Debbie Allen Dance Academy
The prolific Debbie Allen may not be able to bring her original Hot Chocolate Nutcracker to live audiences in Los Angeles this year, but luckily Shonda Rhimes’s Shondaland production company filmed the dancers as they rehearsed and performed their annual show last year. The resulting documentary ‘Dance Dreams: Hot Chocolate Nutcracker’ will premiere on Netflix on Nov. 27th. If you haven’t been able to see this exciting reimagining of the holiday classic in person, now is your chance to enjoy a diverse cast of young dancers in an array of dance styles, an original score and story, and celebrities such as Raven-Symoné, Tichina Arnold, and Allen herself as you’ve never seen them before.
Moscow Ballet’s Great Russian Nutcracker, usually on tour across the US during the holiday season, will be available to stream on the arts and culture video on-demand website Marquee TV from Dec. 19-31. Tickets are $25 after a subscription to the streaming service, which offers a free trial and discounts for students, educators, and arts professionals.
Pacific Northwest Ballet
Seattle’s Pacific Northwest Ballet is streaming a previously recorded performance of George Balanchine’s The Nutcracker starting Dec. 18. Upgrade your ticket to ‘Digital Performance Plus’ to gain early access to the stream starting on Dec. 11, along with extras like behind the scenes videos and costume sketches. They even offer a separate ‘Nutcracker Gift Box’ to add on to your purchase for delivery.
San Francisco Ballet
The first company to produce a full-length production of the Nutcracker in the US is keeping the tradition alive, this year offering an interactive ‘Nutcracker Online’ experience to replace their annual in-person run at the War Memorial Opera House in San Francisco. From Nov. 27-Dec 31 you can watch a previously recorded performance as well as enjoy extras like a virtual tour of the opera house, choreography tutorials, and other online activities. Their online Holiday Shop will also be available for all your gifting needs.
The Royal Ballet
While The Royal Ballet is returning to the Royal Opera House in London for The Nutcracker with socially distanced, limited audiences, you can view a previous recording of Peter Wright’s version of the holiday classic on-demand anytime with a Marquee TV subscription.
Although details aren’t available just yet, the Washington Ballet is working on presenting a digital version of their DC-influenced Nutcracker, including extras like interviews and behind the scenes content.
Discover a new version of the Nutcracker you may never have experienced otherwise.
The closure of so many performance venues and dance companies due to the pandemic is an immeasurable loss, but these creatively produced Nutcracker ballets are an example of the resilience of the arts and the joy they bring to communities, as well as an opportunity to help an industry that has been largely unsupported during this time.
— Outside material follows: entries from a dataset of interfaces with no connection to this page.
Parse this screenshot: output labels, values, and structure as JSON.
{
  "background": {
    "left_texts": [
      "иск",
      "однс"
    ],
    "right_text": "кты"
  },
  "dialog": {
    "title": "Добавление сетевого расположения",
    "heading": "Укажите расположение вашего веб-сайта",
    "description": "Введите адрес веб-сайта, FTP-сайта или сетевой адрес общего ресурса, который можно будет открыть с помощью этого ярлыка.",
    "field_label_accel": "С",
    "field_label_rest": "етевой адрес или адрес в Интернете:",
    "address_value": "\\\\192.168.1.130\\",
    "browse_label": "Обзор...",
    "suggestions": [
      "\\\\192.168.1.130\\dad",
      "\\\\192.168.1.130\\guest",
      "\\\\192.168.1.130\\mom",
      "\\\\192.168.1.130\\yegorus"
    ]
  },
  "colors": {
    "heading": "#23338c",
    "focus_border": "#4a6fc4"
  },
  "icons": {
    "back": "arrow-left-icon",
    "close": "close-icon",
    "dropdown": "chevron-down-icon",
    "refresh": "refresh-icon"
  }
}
Even if your favorite ballet company isn’t performing this year, consider watching one of these virtual performances from across the US and abroad to discover a new version of the Nutcracker you may never have experienced otherwise. Plus, with more control over your performance-watching environment than usual, you can make your Nutcracker experience extra special: dressing up like you would for the theater or dressing down in your cozy winter pajamas, making your own holiday treats to watch the show, or even being able to pause when someone needs a bathroom break! While these digital options won’t ever replace the magic of seeing the Nutcracker live, watching and supporting these companies will help ensure that they survive for future Nutcrackers to come - the experience, like many others at the moment, will just be a little more creative this year.